↓↓↓
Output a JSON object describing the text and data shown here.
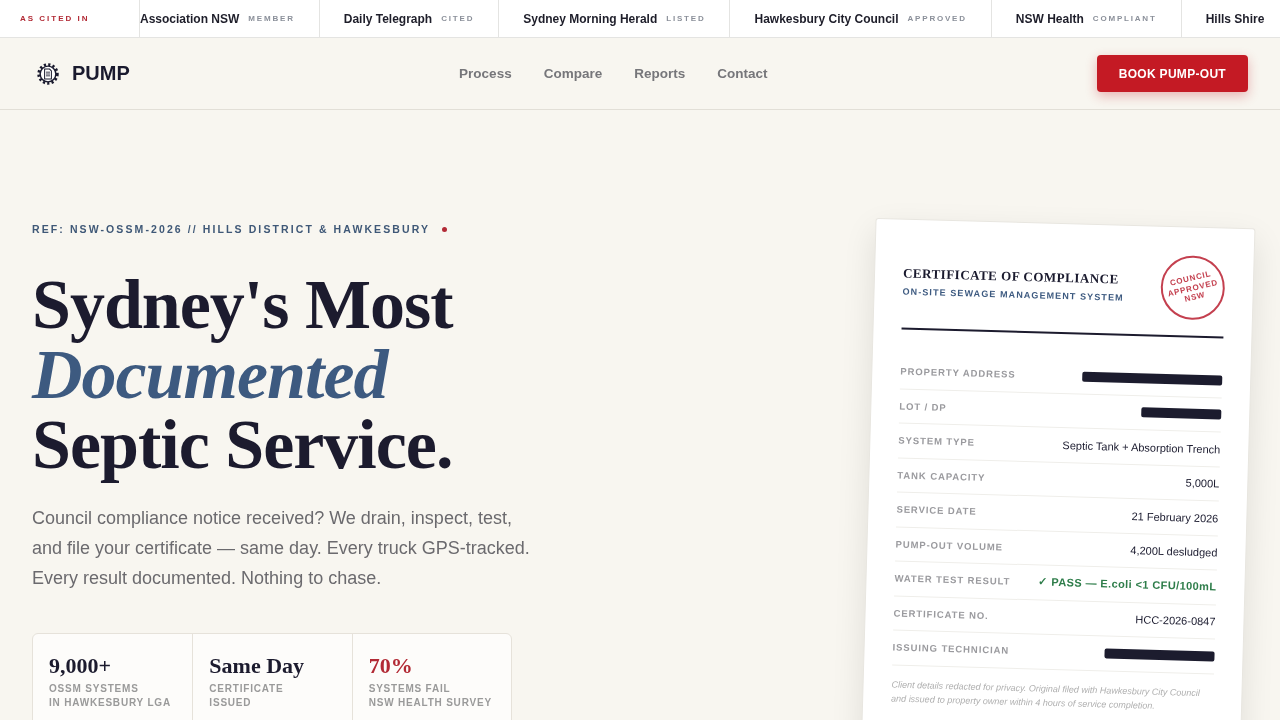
{
  "ticker": {
    "label": "AS CITED IN",
    "items": [
      {
        "name": "Association NSW",
        "tag": "MEMBER"
      },
      {
        "name": "Daily Telegraph",
        "tag": "CITED"
      },
      {
        "name": "Sydney Morning Herald",
        "tag": "LISTED"
      },
      {
        "name": "Hawkesbury City Council",
        "tag": "APPROVED"
      },
      {
        "name": "NSW Health",
        "tag": "COMPLIANT"
      },
      {
        "name": "Hills Shire"
      }
    ]
  },
  "nav": {
    "logo": "PUMP",
    "links": [
      "Process",
      "Compare",
      "Reports",
      "Contact"
    ],
    "cta": "BOOK PUMP-OUT"
  },
  "hero": {
    "ref": "REF: NSW-OSSM-2026 // HILLS DISTRICT & HAWKESBURY",
    "heading": "Sydney's Most *Documented* Septic Service.",
    "lead": "Council compliance notice received? We drain, inspect, test, and file your certificate — same day. Every truck GPS-tracked. Every result documented. Nothing to chase.",
    "stats": [
      {
        "value": "9,000+",
        "label": "OSSM SYSTEMS\nIN HAWKESBURY LGA",
        "highlighted": false
      },
      {
        "value": "Same Day",
        "label": "CERTIFICATE\nISSUED",
        "highlighted": false
      },
      {
        "value": "70%",
        "label": "SYSTEMS FAIL\nNSW HEALTH SURVEY",
        "highlighted": true
      }
    ]
  },
  "certificate": {
    "title": "CERTIFICATE OF COMPLIANCE",
    "subtitle": "ON-SITE SEWAGE MANAGEMENT SYSTEM",
    "stamp": "COUNCIL APPROVED NSW",
    "rows": [
      {
        "label": "PROPERTY ADDRESS",
        "kind": "redacted"
      },
      {
        "label": "LOT / DP",
        "kind": "redacted"
      },
      {
        "label": "SYSTEM TYPE",
        "kind": "text",
        "value": "Septic Tank + Absorption Trench"
      },
      {
        "label": "TANK CAPACITY",
        "kind": "text",
        "value": "5,000L"
      },
      {
        "label": "SERVICE DATE",
        "kind": "text",
        "value": "21 February 2026"
      },
      {
        "label": "PUMP-OUT VOLUME",
        "kind": "text",
        "value": "4,200L desludged"
      },
      {
        "label": "WATER TEST RESULT",
        "kind": "pass",
        "value": "✓ PASS — E.coli <1 CFU/100mL"
      },
      {
        "label": "CERTIFICATE NO.",
        "kind": "text",
        "value": "HCC-2026-0847"
      },
      {
        "label": "ISSUING TECHNICIAN",
        "kind": "redacted"
      }
    ],
    "footnote": "Client details redacted for privacy. Original filed with Hawkesbury City Council and issued to property owner within 4 hours of service completion."
  }
}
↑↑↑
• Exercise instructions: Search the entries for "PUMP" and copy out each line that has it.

• Response box:
    "logo": "PUMP",
    "cta": "BOOK PUMP-OUT"
        "label": "PUMP-OUT VOLUME",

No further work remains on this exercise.